General Motors can be credited as having introduced the first "dream car" of concept cars with its introduction of the 1938 Buick "Y-Job". In addition,
during the 1950's, GM held a series of car shows known as Motoramas where designers could show their futuristic cars. These dream cars set the world stage
for cars that were brighter, faster, and larger and capturing the public's imagination. The creator of the Y-Job, Harver Earl, was GM's star designer and he encouraged
the best from designers around the world.
Honda Motors was the first Japanese auto manufacturer to develop luxury cars and go on to compete sucessfully in the world market. The 2005 Honda FCX concept car was an example of
Honda's futuristic styling for cars to come online.

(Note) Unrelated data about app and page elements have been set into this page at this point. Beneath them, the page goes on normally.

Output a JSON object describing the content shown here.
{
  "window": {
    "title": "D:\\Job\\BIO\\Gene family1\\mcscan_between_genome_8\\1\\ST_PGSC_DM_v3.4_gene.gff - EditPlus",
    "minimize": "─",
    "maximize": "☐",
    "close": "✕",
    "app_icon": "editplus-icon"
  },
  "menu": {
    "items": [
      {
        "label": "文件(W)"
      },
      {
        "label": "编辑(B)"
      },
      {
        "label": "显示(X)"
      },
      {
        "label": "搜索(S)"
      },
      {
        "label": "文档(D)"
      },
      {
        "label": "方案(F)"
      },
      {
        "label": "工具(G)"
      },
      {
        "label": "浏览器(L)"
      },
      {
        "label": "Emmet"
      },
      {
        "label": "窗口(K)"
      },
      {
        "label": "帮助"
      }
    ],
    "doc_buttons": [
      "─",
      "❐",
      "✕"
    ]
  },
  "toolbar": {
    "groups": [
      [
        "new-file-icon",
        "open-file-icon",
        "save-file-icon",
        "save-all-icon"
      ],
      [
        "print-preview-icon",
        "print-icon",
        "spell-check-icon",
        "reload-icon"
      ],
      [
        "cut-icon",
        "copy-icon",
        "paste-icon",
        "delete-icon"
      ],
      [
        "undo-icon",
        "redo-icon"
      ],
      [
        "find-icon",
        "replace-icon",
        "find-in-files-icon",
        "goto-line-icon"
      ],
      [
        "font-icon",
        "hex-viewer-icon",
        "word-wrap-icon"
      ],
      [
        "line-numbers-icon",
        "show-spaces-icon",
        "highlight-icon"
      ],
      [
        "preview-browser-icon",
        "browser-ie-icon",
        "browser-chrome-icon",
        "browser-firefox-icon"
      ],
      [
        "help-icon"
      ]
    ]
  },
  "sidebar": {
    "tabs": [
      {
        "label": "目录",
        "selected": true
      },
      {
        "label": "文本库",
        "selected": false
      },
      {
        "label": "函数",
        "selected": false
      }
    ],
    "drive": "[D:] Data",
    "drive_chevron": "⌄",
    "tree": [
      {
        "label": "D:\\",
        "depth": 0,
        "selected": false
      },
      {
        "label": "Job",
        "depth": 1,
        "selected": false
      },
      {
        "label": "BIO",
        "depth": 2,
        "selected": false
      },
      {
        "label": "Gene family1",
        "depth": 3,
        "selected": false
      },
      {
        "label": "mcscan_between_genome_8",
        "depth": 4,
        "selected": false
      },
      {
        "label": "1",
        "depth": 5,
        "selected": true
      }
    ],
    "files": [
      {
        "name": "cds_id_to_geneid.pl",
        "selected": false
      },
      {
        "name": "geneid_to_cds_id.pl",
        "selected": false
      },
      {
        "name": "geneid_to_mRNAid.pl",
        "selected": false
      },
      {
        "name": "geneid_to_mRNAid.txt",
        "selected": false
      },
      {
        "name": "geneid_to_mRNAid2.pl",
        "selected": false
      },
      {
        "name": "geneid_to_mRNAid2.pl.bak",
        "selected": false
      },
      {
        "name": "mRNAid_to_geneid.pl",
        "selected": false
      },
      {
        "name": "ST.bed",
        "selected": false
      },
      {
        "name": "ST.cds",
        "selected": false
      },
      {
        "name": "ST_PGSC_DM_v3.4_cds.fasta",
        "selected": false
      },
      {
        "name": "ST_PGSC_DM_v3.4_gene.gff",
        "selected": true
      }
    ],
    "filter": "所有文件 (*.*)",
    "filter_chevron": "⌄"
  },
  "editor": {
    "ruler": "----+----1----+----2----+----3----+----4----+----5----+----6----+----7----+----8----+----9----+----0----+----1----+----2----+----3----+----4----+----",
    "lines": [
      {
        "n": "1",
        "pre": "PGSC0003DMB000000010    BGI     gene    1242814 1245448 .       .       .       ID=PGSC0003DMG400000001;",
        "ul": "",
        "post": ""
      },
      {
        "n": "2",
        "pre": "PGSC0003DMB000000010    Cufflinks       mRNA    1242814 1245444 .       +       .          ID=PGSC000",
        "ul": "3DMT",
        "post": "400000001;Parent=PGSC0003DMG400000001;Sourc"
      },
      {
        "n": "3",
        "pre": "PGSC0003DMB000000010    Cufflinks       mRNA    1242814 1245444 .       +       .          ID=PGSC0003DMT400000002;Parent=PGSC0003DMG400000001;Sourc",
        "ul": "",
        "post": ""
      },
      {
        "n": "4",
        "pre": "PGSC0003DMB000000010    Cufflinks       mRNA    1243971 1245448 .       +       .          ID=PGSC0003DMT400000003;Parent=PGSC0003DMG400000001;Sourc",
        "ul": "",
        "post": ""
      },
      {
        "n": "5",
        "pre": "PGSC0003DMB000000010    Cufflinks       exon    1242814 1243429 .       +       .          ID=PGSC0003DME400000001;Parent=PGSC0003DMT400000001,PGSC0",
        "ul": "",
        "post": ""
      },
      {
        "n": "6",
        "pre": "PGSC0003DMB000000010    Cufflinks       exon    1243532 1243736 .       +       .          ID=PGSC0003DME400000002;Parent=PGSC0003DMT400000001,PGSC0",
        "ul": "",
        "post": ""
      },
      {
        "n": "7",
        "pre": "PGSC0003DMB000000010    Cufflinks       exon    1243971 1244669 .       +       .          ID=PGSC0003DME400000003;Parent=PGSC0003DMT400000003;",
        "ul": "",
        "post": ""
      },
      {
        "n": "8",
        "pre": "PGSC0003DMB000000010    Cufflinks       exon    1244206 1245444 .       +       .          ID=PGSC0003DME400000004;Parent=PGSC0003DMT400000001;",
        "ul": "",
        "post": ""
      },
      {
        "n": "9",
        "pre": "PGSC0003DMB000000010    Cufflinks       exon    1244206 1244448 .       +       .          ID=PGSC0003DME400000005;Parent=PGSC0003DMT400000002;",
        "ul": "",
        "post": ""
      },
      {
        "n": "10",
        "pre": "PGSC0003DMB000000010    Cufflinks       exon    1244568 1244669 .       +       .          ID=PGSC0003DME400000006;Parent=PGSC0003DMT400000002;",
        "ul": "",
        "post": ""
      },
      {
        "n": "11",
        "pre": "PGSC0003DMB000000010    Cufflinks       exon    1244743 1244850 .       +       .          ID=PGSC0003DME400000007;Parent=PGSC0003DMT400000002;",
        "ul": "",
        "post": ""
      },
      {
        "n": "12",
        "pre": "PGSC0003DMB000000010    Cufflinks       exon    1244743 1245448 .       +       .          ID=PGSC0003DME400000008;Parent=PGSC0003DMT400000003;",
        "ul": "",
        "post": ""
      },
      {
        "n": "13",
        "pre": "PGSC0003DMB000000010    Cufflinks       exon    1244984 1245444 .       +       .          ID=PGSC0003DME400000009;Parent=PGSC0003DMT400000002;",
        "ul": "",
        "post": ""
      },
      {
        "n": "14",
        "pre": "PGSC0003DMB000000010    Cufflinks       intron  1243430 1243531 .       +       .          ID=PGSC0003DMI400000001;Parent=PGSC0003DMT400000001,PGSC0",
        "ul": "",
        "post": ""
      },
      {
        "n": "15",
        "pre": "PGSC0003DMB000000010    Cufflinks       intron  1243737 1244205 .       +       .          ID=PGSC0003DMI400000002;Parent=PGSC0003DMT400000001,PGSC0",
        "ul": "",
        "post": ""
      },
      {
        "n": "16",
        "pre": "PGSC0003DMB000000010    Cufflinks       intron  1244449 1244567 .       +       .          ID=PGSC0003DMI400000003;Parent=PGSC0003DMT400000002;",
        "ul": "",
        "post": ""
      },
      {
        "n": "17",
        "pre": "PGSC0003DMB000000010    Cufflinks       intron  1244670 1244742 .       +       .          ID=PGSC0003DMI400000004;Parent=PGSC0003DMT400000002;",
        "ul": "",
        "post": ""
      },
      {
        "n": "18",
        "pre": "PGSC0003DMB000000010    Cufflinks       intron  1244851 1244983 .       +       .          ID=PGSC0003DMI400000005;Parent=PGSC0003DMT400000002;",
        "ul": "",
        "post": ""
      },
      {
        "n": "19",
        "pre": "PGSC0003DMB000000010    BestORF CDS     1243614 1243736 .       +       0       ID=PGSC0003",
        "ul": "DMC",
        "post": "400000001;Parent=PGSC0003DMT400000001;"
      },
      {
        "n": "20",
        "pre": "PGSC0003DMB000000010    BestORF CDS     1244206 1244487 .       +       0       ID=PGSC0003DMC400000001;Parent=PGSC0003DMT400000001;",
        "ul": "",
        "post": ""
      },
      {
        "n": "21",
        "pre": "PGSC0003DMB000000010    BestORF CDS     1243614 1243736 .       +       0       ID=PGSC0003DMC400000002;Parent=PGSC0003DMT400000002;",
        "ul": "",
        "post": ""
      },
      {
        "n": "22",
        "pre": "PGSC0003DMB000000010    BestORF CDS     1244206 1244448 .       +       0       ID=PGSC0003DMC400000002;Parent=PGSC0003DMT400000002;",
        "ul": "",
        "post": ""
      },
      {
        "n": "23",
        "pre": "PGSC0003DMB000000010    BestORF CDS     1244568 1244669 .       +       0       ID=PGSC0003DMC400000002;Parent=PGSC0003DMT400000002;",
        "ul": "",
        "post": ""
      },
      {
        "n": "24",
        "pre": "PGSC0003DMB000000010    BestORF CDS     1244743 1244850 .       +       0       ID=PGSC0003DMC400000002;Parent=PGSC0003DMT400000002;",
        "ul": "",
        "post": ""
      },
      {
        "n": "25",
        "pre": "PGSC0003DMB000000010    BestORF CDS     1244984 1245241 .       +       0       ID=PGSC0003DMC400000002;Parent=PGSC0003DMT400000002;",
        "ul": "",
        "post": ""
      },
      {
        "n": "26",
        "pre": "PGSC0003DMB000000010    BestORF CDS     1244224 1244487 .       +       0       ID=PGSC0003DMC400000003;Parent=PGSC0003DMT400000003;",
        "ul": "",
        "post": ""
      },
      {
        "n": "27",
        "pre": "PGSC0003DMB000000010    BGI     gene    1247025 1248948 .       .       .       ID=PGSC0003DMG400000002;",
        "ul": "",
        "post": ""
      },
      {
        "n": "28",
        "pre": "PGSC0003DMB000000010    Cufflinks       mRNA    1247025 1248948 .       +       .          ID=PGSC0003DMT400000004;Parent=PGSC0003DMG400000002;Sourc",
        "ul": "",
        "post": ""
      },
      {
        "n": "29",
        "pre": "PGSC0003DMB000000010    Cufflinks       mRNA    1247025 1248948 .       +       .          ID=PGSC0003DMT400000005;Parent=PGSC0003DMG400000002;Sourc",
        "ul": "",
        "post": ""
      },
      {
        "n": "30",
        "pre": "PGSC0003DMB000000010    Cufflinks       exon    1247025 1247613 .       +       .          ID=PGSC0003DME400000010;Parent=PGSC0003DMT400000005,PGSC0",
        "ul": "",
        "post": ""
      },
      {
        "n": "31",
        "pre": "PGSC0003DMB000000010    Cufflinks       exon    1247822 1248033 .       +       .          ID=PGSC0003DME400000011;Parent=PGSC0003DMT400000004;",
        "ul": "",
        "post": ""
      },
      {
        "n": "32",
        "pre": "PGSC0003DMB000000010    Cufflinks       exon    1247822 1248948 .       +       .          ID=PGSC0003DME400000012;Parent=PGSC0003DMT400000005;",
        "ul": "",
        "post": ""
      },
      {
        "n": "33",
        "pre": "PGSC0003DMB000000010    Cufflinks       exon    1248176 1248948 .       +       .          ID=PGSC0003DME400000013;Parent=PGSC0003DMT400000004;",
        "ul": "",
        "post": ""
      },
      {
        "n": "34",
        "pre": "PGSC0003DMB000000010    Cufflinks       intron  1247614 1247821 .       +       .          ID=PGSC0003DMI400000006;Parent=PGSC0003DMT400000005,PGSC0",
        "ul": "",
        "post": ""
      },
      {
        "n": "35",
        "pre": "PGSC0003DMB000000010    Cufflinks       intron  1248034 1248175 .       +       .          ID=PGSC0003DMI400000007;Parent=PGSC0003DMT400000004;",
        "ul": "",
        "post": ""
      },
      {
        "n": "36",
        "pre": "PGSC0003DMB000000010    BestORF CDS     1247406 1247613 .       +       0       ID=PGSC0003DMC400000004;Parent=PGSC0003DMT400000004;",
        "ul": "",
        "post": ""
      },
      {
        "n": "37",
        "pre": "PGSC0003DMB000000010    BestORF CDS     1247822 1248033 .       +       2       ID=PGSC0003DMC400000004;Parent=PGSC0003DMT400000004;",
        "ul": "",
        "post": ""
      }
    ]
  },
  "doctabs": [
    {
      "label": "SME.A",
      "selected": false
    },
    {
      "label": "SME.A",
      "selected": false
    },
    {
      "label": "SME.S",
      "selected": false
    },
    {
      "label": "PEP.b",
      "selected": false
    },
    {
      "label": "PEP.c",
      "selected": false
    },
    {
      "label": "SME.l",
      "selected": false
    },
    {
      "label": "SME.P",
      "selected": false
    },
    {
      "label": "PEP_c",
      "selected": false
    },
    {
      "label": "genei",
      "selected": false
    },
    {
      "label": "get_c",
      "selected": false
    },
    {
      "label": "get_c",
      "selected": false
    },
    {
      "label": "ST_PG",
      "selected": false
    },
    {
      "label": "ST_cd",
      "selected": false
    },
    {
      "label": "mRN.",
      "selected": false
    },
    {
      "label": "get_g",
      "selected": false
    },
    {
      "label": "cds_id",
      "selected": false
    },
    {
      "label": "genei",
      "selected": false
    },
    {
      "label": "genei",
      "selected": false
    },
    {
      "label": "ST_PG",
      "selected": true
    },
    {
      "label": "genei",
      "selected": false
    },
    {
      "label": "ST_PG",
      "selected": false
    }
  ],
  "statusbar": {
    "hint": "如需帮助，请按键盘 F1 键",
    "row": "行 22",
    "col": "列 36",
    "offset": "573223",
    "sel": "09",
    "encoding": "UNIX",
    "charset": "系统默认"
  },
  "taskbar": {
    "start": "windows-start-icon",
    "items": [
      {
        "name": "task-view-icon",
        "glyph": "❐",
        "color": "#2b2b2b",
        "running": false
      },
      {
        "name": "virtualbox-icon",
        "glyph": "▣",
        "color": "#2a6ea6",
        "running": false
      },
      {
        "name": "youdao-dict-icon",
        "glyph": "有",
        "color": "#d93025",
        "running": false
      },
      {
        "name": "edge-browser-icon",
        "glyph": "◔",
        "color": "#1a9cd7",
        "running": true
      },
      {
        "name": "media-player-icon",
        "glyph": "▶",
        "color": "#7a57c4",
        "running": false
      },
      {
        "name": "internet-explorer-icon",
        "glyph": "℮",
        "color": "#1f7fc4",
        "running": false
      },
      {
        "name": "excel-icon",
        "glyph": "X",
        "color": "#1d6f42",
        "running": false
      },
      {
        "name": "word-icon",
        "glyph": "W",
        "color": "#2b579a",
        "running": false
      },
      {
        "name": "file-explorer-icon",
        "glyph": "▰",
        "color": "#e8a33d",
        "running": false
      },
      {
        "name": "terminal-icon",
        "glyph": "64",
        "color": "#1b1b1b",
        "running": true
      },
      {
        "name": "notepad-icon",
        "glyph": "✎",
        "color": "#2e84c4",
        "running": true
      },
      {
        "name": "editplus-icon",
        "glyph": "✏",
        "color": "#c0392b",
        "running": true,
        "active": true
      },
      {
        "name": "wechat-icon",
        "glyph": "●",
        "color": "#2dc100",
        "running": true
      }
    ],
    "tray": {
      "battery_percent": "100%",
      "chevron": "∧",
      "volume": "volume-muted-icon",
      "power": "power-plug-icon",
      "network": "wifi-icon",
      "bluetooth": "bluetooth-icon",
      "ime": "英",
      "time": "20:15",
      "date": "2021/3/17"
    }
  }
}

The FCX introduced a car with an all-aluminum body, four-wheel drive, liquid-crystal sun visors, and no fewer than four air bags.
Honda was preparing for the future when car safety standards were going to be seriosly questioned.
The Honda Insight hybrid car had the same flowing lines of the FCX but was actually based on another Honda concept car, the J-VX, that was featured at the Tokyo Motor Show
in 1997. The Honda Insight became the first hybrid car sold in the North American continental, beating out the Toyota Prius by a few months.